◆ **PROBLEM TO WORK ON**:
In the entries below, tally the lines that contain the string "this", then state that number alone.

◆ **RECORDS SHOWN**:

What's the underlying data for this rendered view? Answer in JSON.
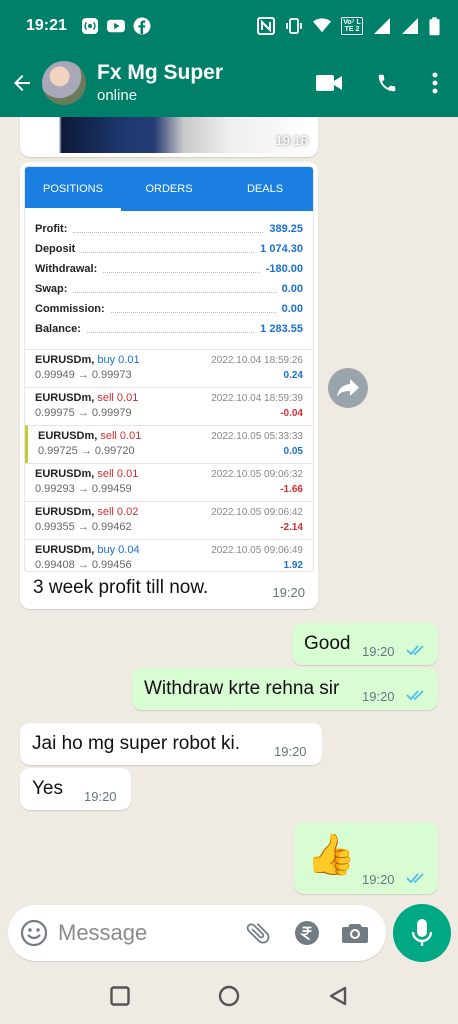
{
  "status_bar": {
    "time": "19:21",
    "icons_left": [
      "hotspot-icon",
      "youtube-icon",
      "facebook-icon"
    ],
    "icons_right": [
      "nfc-icon",
      "vibrate-icon",
      "wifi-icon",
      "volte-icon",
      "signal-icon",
      "signal-icon",
      "battery-icon"
    ],
    "volte_label": "Vo⁷ LTE 2"
  },
  "header": {
    "contact_name": "Fx Mg Super",
    "status": "online"
  },
  "colors": {
    "header_bg": "#008069",
    "outgoing_bubble": "#d9fdd3",
    "chat_bg": "#efeae2",
    "read_ticks": "#53bdeb",
    "mic_button": "#00a884"
  },
  "messages": [
    {
      "id": "prev-image",
      "direction": "in",
      "type": "image",
      "time": "19:18"
    },
    {
      "id": "trade-report",
      "direction": "in",
      "type": "image-with-caption",
      "caption": "3 week profit till now.",
      "time": "19:20",
      "screenshot": {
        "tabs": [
          "POSITIONS",
          "ORDERS",
          "DEALS"
        ],
        "active_tab": "POSITIONS",
        "summary": [
          {
            "label": "Profit:",
            "value": "389.25"
          },
          {
            "label": "Deposit",
            "value": "1 074.30"
          },
          {
            "label": "Withdrawal:",
            "value": "-180.00"
          },
          {
            "label": "Swap:",
            "value": "0.00"
          },
          {
            "label": "Commission:",
            "value": "0.00"
          },
          {
            "label": "Balance:",
            "value": "1 283.55"
          }
        ],
        "deals": [
          {
            "symbol": "EURUSDm,",
            "side": "buy",
            "side_text": "buy 0.01",
            "prices": "0.99949 → 0.99973",
            "date": "2022.10.04 18:59:26",
            "profit": "0.24"
          },
          {
            "symbol": "EURUSDm,",
            "side": "sell",
            "side_text": "sell 0.01",
            "prices": "0.99975 → 0.99979",
            "date": "2022.10.04 18:59:39",
            "profit": "-0.04"
          },
          {
            "symbol": "EURUSDm,",
            "side": "sell",
            "side_text": "sell 0.01",
            "prices": "0.99725 → 0.99720",
            "date": "2022.10.05 05:33:33",
            "profit": "0.05"
          },
          {
            "symbol": "EURUSDm,",
            "side": "sell",
            "side_text": "sell 0.01",
            "prices": "0.99293 → 0.99459",
            "date": "2022.10.05 09:06:32",
            "profit": "-1.66"
          },
          {
            "symbol": "EURUSDm,",
            "side": "sell",
            "side_text": "sell 0.02",
            "prices": "0.99355 → 0.99462",
            "date": "2022.10.05 09:06:42",
            "profit": "-2.14"
          },
          {
            "symbol": "EURUSDm,",
            "side": "buy",
            "side_text": "buy 0.04",
            "prices": "0.99408 → 0.99456",
            "date": "2022.10.05 09:06:49",
            "profit": "1.92"
          }
        ]
      }
    },
    {
      "id": "good",
      "direction": "out",
      "text": "Good",
      "time": "19:20",
      "read": true
    },
    {
      "id": "withdraw",
      "direction": "out",
      "text": "Withdraw krte rehna sir",
      "time": "19:20",
      "read": true
    },
    {
      "id": "jai-ho",
      "direction": "in",
      "text": "Jai ho mg super robot ki.",
      "time": "19:20"
    },
    {
      "id": "yes",
      "direction": "in",
      "text": "Yes",
      "time": "19:20"
    },
    {
      "id": "thumbs",
      "direction": "out",
      "text": "👍",
      "time": "19:20",
      "read": true
    }
  ],
  "composer": {
    "placeholder": "Message"
  }
}
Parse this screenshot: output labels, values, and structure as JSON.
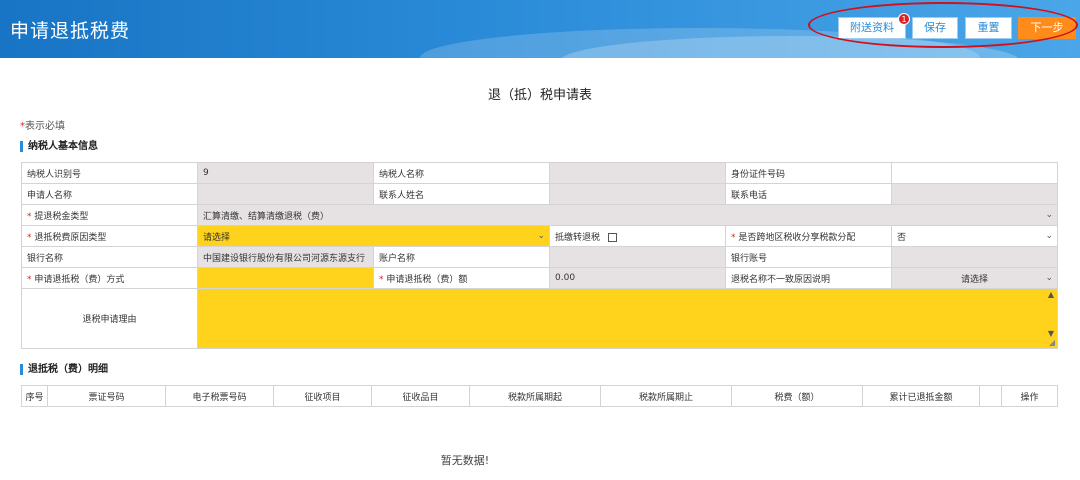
{
  "header": {
    "title": "申请退抵税费",
    "buttons": {
      "attach": "附送资料",
      "save": "保存",
      "reset": "重置",
      "next": "下一步"
    },
    "attach_badge": "1"
  },
  "form": {
    "title": "退（抵）税申请表",
    "required_star": "*",
    "required_note": "表示必填",
    "section_basic": "纳税人基本信息",
    "section_detail": "退抵税（费）明细"
  },
  "basic": {
    "taxpayer_id_label": "纳税人识别号",
    "taxpayer_id_value": "9",
    "taxpayer_name_label": "纳税人名称",
    "taxpayer_name_value": "",
    "id_number_label": "身份证件号码",
    "id_number_value": "",
    "applicant_label": "申请人名称",
    "applicant_value": "",
    "contact_name_label": "联系人姓名",
    "contact_name_value": "",
    "phone_label": "联系电话",
    "phone_value": "",
    "refund_type_label": "提退税金类型",
    "refund_type_value": "汇算清缴、结算清缴退税（费）",
    "reason_type_label": "退抵税费原因类型",
    "reason_type_value": "请选择",
    "transfer_label": "抵缴转退税",
    "cross_region_label": "是否跨地区税收分享税款分配",
    "cross_region_value": "否",
    "bank_name_label": "银行名称",
    "bank_name_value": "中国建设银行股份有限公司河源东源支行",
    "account_name_label": "账户名称",
    "account_name_value": "",
    "account_no_label": "银行账号",
    "account_no_value": "",
    "method_label": "申请退抵税（费）方式",
    "method_value": "",
    "amount_label": "申请退抵税（费）额",
    "amount_value": "0.00",
    "mismatch_label": "退税名称不一致原因说明",
    "mismatch_value": "请选择",
    "reason_label": "退税申请理由",
    "reason_value": ""
  },
  "detail": {
    "columns": [
      "序号",
      "票证号码",
      "电子税票号码",
      "征收项目",
      "征收品目",
      "税款所属期起",
      "税款所属期止",
      "税费（额）",
      "累计已退抵金额",
      "",
      "操作"
    ],
    "empty_text": "暂无数据!"
  },
  "colors": {
    "header_blue": "#2a8bd8",
    "next_orange": "#ff8c1a",
    "required_field_yellow": "#ffd21c",
    "readonly_gray": "#e6e2e3",
    "annotation_red": "#d0101a"
  }
}
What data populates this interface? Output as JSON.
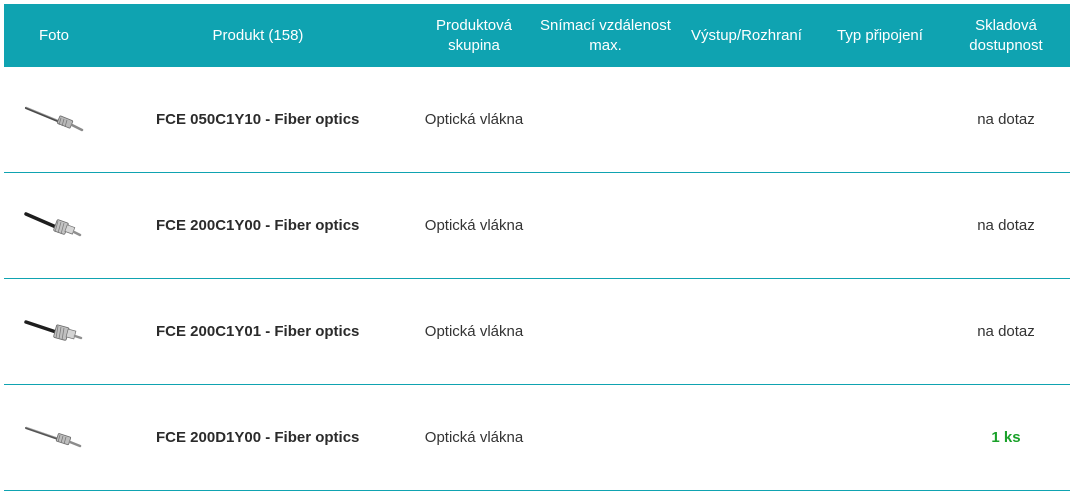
{
  "header": {
    "foto": "Foto",
    "product": "Produkt (158)",
    "group": "Produktová skupina",
    "distance": "Snímací vzdálenost max.",
    "output": "Výstup/Rozhraní",
    "connection": "Typ připojení",
    "stock": "Skladová dostupnost"
  },
  "rows": [
    {
      "image_icon": "fiber-optic-sensor-thin-icon",
      "name": "FCE 050C1Y10 - Fiber optics",
      "group": "Optická vlákna",
      "distance": "",
      "output": "",
      "connection": "",
      "stock": "na dotaz"
    },
    {
      "image_icon": "fiber-optic-sensor-icon",
      "name": "FCE 200C1Y00 - Fiber optics",
      "group": "Optická vlákna",
      "distance": "",
      "output": "",
      "connection": "",
      "stock": "na dotaz"
    },
    {
      "image_icon": "fiber-optic-sensor-icon",
      "name": "FCE 200C1Y01 - Fiber optics",
      "group": "Optická vlákna",
      "distance": "",
      "output": "",
      "connection": "",
      "stock": "na dotaz"
    },
    {
      "image_icon": "fiber-optic-sensor-thin-icon",
      "name": "FCE 200D1Y00 - Fiber optics",
      "group": "Optická vlákna",
      "distance": "",
      "output": "",
      "connection": "",
      "stock": "1 ks"
    }
  ],
  "colors": {
    "header_bg": "#0fa3b1",
    "row_divider": "#0fa3b1",
    "stock_available": "#1aa12a"
  }
}
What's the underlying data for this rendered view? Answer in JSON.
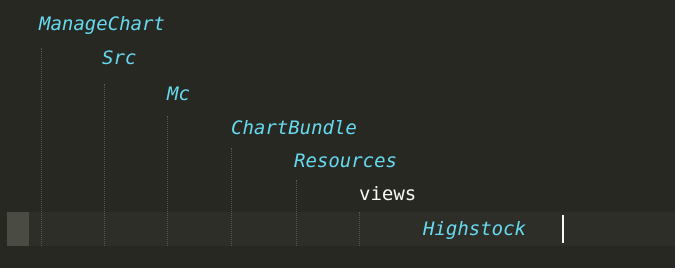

◆ **EXERCISE RESPONSE**:
4